The contract was inked between the two parties on 27 August, but the company has come under fierce attack from the EU for, it is claimed, withholding millions of doses of vaccines.
The EU has been castigated for the slow rollout of vaccines, but the Commission says it acted in good faith and, instead, has shifted the blame to AstraZeneca for failing to honour the terms of the contract agreed between the two sides.
The EU has been critical of the British-Swedish company over its decision to reduce supplies to the EU.
The Astra-Zeneca vaccine is expected to be approved by the EU medicines regulator later. AstraZeneca is blaming production delays at two plants. Supplies of another vaccine, produced by Pfizer-BioNTech, have also dropped due to production issues.

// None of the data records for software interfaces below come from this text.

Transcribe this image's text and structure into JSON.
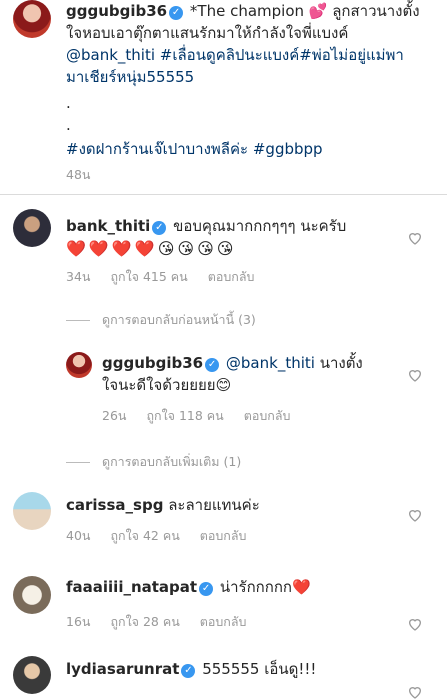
{
  "caption": {
    "username": "gggubgib36",
    "line1": "*The champion 💕 ลูกสาวนางตั้ง",
    "line2": "ใจหอบเอาตุ๊กตาแสนรักมาให้กำลังใจพี่แบงค์",
    "line3_mention": "@bank_thiti",
    "line3_tags": "#เลื่อนดูคลิปนะแบงค์#พ่อไม่อยู่แม่พา",
    "line4_tag": "มาเชียร์หนุ่ม55555",
    "dot1": ".",
    "dot2": ".",
    "tags": "#งดฝากร้านเจ๊เปาบางพลีค่ะ #ggbbpp",
    "time": "48น"
  },
  "comments": [
    {
      "username": "bank_thiti",
      "text": "ขอบคุณมากกกๆๆๆ นะครับ",
      "emoji": [
        "❤️",
        "❤️",
        "❤️",
        "❤️",
        "😘",
        "😘",
        "😘",
        "😘"
      ],
      "time": "34น",
      "likes": "ถูกใจ 415 คน",
      "reply": "ตอบกลับ"
    }
  ],
  "view_prev_replies": "ดูการตอบกลับก่อนหน้านี้ (3)",
  "reply": {
    "username": "gggubgib36",
    "mention": "@bank_thiti",
    "text1": " นางตั้ง",
    "text2": "ใจนะดีใจด้วยยยย😊",
    "time": "26น",
    "likes": "ถูกใจ 118 คน",
    "reply": "ตอบกลับ"
  },
  "view_more_replies": "ดูการตอบกลับเพิ่มเติม (1)",
  "others": [
    {
      "username": "carissa_spg",
      "text": " ละลายแทนค่ะ",
      "time": "40น",
      "likes": "ถูกใจ 42 คน",
      "reply": "ตอบกลับ"
    },
    {
      "username": "faaaiiii_natapat",
      "text": " น่ารักกกกก❤️",
      "time": "16น",
      "likes": "ถูกใจ 28 คน",
      "reply": "ตอบกลับ"
    },
    {
      "username": "lydiasarunrat",
      "text": " 555555 เอ็นดู!!!"
    }
  ],
  "colors": {
    "verified": "#3897f0",
    "link": "#003569",
    "muted": "#999999"
  }
}
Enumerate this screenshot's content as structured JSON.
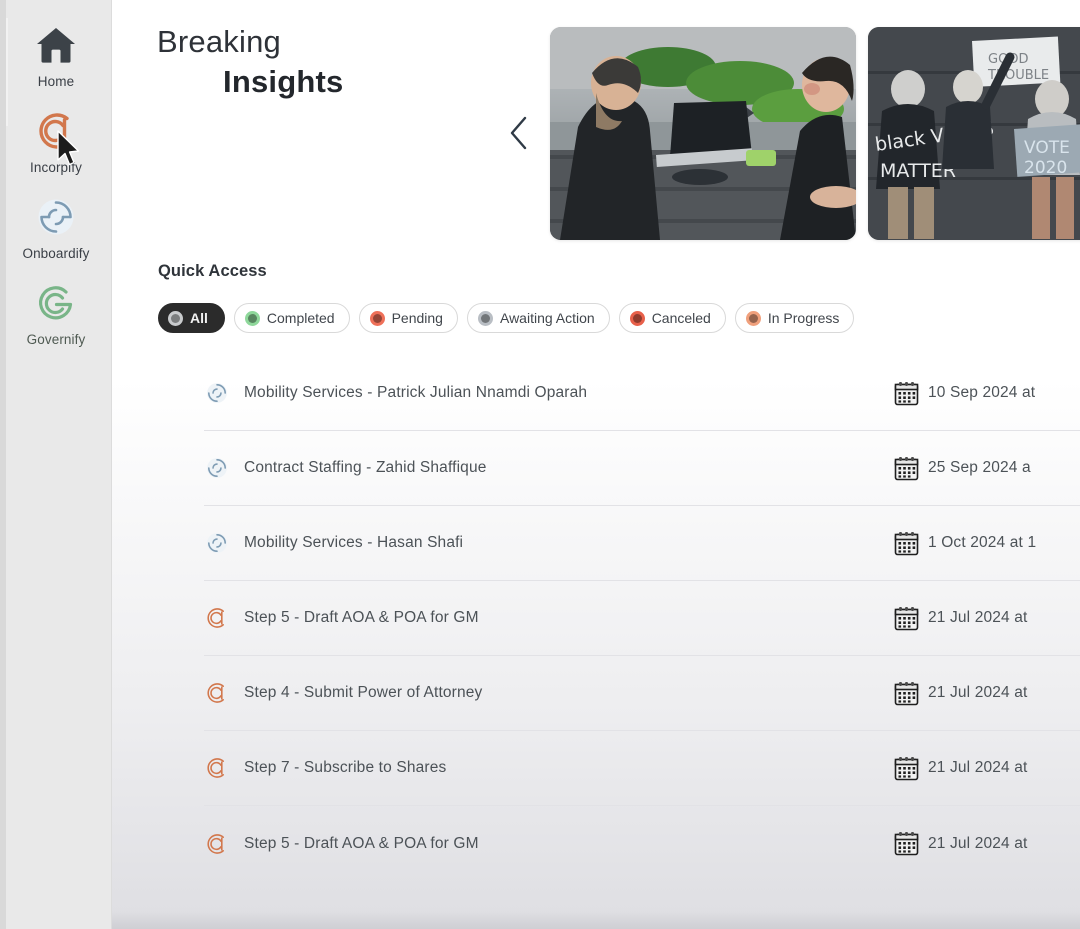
{
  "sidebar": {
    "items": [
      {
        "label": "Home",
        "icon": "home-icon",
        "color": "#3c4248"
      },
      {
        "label": "Incorpify",
        "icon": "incorpify-logo-icon",
        "color": "#d2774c"
      },
      {
        "label": "Onboardify",
        "icon": "onboardify-logo-icon",
        "color": "#7d9bb3"
      },
      {
        "label": "Governify",
        "icon": "governify-logo-icon",
        "color": "#79b588"
      }
    ]
  },
  "hero": {
    "title_line1": "Breaking",
    "title_line2": "Insights",
    "prev_arrow": "chevron-left-icon",
    "slides": [
      {
        "alt": "Two business people meeting at an outdoor table with a laptop"
      },
      {
        "alt": "Protesters holding Black Votes Matter and Vote 2020 signs"
      }
    ]
  },
  "quick_access": {
    "title": "Quick Access",
    "chips": [
      {
        "label": "All",
        "color": "#c9cbcd",
        "active": true
      },
      {
        "label": "Completed",
        "color": "#8fd89b",
        "active": false
      },
      {
        "label": "Pending",
        "color": "#ef7059",
        "active": false
      },
      {
        "label": "Awaiting Action",
        "color": "#b9bec4",
        "active": false
      },
      {
        "label": "Canceled",
        "color": "#e8604a",
        "active": false
      },
      {
        "label": "In Progress",
        "color": "#f0a07c",
        "active": false
      }
    ],
    "rows": [
      {
        "icon": "onboardify-logo-icon",
        "label": "Mobility Services - Patrick Julian Nnamdi Oparah",
        "date": "10 Sep 2024 at"
      },
      {
        "icon": "onboardify-logo-icon",
        "label": "Contract Staffing - Zahid Shaffique",
        "date": "25 Sep 2024 a"
      },
      {
        "icon": "onboardify-logo-icon",
        "label": "Mobility Services - Hasan Shafi",
        "date": "1 Oct 2024 at 1"
      },
      {
        "icon": "incorpify-logo-icon",
        "label": "Step 5 - Draft AOA & POA for GM",
        "date": "21 Jul 2024 at"
      },
      {
        "icon": "incorpify-logo-icon",
        "label": "Step 4 - Submit Power of Attorney",
        "date": "21 Jul 2024 at"
      },
      {
        "icon": "incorpify-logo-icon",
        "label": "Step 7 - Subscribe to Shares",
        "date": "21 Jul 2024 at"
      },
      {
        "icon": "incorpify-logo-icon",
        "label": "Step 5 - Draft AOA & POA for GM",
        "date": "21 Jul 2024 at"
      }
    ],
    "calendar_icon": "calendar-icon"
  }
}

“Transparency and accountability are important to help build the trust of European citizens and to make sure that they can rely on the effectiveness and safety of the vaccines purchased at the EU level” European Commission spokesperson
The Commission, in a statement issued on Friday, said it “welcomes the company's commitment towards more transparency in its participation in the rollout of the EU Vaccines Strategy.”
It went on, “Transparency and accountability are important to help build the trust of European citizens and to make sure that they can rely on the effectiveness and safety of the vaccines purchased at the EU level.”
The Commission said it now hopes to be able to publish all contracts under the Advance Purchase Agreements in the near future.
The AstraZeneca contract is the second one to be published, after CureVac agreed to publish the advance purchase agreement with the European Commission.
A Commission spokesperson said, “The protection of public health and securing the best possible agreements with companies so that vaccines are affordable, safe and efficacious is crucial.”
The contract the Commission negotiated together with EU Member States was approved on 14 August and entered into force on 27 August.
Through the contract, all Member States are able to purchase 300 million doses of the AstraZeneca vaccine, with an option for a further 100 million doses, to be distributed on a population-based pro-rata basis. The contract also allows Member States to donate their vaccine doses to lower- and middle-income countries or to re-direct them to other European countries.
“We should decouple the development and production of vaccines. This would not be an unacceptable market intervention: it is about making full use of the market's potential in vaccine production” Sven Giegold MEP (Greens/EFA)
Speaking on Friday, German MEP Sven Giegold, spokesperson for the German Green Party in the European Parliament, said: “The EU should allow the release of vaccine patents via Article 122 of the EU Treaty in order to rapidly expand the production of AstraZeneca's vaccine. In cases where the vaccine developer cannot afford to expand production itself, we should resort to the release of patents.”
He added, “We should decouple the development and production of vaccines. This would not be an unacceptable market intervention: it is about making full use of the market's potential in vaccine production.”
“So, it would amount to more market, not less. The real market intervention is licensing and patent protection. Generous remuneration of vaccine developers maintains incentives for research and development. Patent protection in this situation should not prevent us from taking full advantage of the industry's production capabilities.”